The Act of 6 Geo.IV, c.50 (1825) 'for consolidating and amending the laws relative to Jurors and Juries' revised the earlier Acts relating to juries - 4 and 5 Wm. and Mary c.24 (1692) and 7 and 8 Wm.III, c.32 (1696). It stated (s.l) that (in England) every man, between the ages of 21 and 60, possessing freehold or copyhold land to the value of £10 per annum, land leased for a term of 21 years or longer, to the annual value of £20, householders assessed to pay £20 poor rate, or occupiers of houses containing not less than 15 windows, should be qualified to serve on juries in courts of assizes, on grand juries in courts of sessions of the peace and on petty juries. (Jurors serving at the general quarter sessions were known as either grand jurors or petit jurors). The qualification for Welsh jurors was to be three-fifths of that for English jurors, that is £6 per annum freeholders or copyholders, £12 per annum long- leaseholders, £12 per annum householders or occupiers of houses containing not less than 9 windows.
Warrants were sent out by the clerk of the peace to high constables of each hundred, who were to send precepts to churchwardens and overseers of the poor of each parish, to make out lists of jurors; these lists were then to be approved at petty sessions held in the last week of September each year; the lists were then to be returned to quarter sessions to be copied by the clerk of the peace into the jurors' books for the sheriff's use in the following year.
The Act of 1825 was amended by the Juries Act 1870 (33 and 34 Vict. c.77) under which (s.7) the qualification for Welsh jurors was to become the same as that for English jurors.
All duties of listing were transferred by the Juries Act of 1922 to the county registration officer and the clerk of the county council.
As for exemption from jury service by the Act 5 and 6 Vict., c.35 (1842) all commissioners of taxes could on request be granted a certificate which exempted them from all parish and ward offices and for serving on juries.
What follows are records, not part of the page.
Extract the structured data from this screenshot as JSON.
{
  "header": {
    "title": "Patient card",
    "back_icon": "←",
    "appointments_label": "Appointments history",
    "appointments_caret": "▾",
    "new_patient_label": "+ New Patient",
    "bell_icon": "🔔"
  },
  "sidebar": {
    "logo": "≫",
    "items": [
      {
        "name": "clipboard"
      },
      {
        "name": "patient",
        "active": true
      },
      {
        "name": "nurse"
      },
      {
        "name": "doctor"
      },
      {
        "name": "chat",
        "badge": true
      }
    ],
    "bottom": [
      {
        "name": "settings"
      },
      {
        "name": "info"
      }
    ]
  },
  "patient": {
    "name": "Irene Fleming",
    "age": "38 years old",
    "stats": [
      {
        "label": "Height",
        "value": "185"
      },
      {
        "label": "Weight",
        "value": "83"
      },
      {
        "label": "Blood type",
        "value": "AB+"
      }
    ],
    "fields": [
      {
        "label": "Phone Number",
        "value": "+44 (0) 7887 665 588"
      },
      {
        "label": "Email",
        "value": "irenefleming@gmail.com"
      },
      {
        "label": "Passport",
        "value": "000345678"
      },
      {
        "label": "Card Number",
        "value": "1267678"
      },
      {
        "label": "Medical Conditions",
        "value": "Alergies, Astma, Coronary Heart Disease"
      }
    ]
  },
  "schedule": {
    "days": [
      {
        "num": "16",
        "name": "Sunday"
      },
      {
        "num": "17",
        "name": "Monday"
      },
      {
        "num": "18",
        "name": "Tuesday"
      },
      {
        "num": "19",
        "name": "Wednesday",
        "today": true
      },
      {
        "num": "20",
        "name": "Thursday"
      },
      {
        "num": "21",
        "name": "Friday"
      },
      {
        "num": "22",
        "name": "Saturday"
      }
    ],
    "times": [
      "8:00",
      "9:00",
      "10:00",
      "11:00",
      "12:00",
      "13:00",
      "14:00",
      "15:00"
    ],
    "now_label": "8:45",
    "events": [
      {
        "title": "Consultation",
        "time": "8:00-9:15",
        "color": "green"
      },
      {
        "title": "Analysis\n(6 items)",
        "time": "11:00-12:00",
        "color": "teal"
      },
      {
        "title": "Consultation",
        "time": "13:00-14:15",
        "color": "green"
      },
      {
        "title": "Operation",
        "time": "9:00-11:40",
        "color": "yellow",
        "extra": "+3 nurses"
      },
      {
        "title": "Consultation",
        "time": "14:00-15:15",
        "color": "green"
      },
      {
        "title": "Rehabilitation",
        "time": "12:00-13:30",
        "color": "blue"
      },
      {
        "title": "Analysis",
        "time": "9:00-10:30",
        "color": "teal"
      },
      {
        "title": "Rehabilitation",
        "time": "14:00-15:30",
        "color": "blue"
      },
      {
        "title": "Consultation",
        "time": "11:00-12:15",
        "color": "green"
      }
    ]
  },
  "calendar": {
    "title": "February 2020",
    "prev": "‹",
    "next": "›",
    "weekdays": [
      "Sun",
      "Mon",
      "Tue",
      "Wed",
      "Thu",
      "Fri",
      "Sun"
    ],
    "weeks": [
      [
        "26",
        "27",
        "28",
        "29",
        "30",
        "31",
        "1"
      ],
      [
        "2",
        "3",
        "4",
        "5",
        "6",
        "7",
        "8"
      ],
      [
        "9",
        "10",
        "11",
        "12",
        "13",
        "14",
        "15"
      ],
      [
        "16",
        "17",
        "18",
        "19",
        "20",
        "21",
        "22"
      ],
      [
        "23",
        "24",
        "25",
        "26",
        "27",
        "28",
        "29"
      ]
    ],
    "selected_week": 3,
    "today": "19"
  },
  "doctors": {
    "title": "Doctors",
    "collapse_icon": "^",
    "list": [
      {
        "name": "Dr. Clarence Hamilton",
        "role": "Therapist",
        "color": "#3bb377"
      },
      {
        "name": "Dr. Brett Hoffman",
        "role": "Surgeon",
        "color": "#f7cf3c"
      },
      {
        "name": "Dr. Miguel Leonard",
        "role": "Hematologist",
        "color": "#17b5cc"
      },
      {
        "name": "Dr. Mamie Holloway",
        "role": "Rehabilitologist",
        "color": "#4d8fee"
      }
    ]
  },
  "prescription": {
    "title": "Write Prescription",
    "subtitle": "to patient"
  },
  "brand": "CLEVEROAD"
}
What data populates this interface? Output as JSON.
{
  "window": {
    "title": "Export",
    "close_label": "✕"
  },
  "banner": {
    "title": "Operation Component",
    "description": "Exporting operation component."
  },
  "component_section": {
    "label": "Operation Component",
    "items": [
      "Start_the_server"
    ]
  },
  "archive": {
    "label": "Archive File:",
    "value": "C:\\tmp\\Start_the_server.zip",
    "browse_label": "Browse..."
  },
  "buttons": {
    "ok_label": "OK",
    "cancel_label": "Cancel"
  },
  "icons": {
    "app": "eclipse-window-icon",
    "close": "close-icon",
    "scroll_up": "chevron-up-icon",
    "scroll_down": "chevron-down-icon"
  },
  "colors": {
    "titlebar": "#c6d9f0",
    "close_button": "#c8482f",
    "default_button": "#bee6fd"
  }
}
The clerk of the peace was then to enrol these certificates. The Income Tax Act of 8 and 9 Geo.V., c.40 (1918) confirmed these provisions.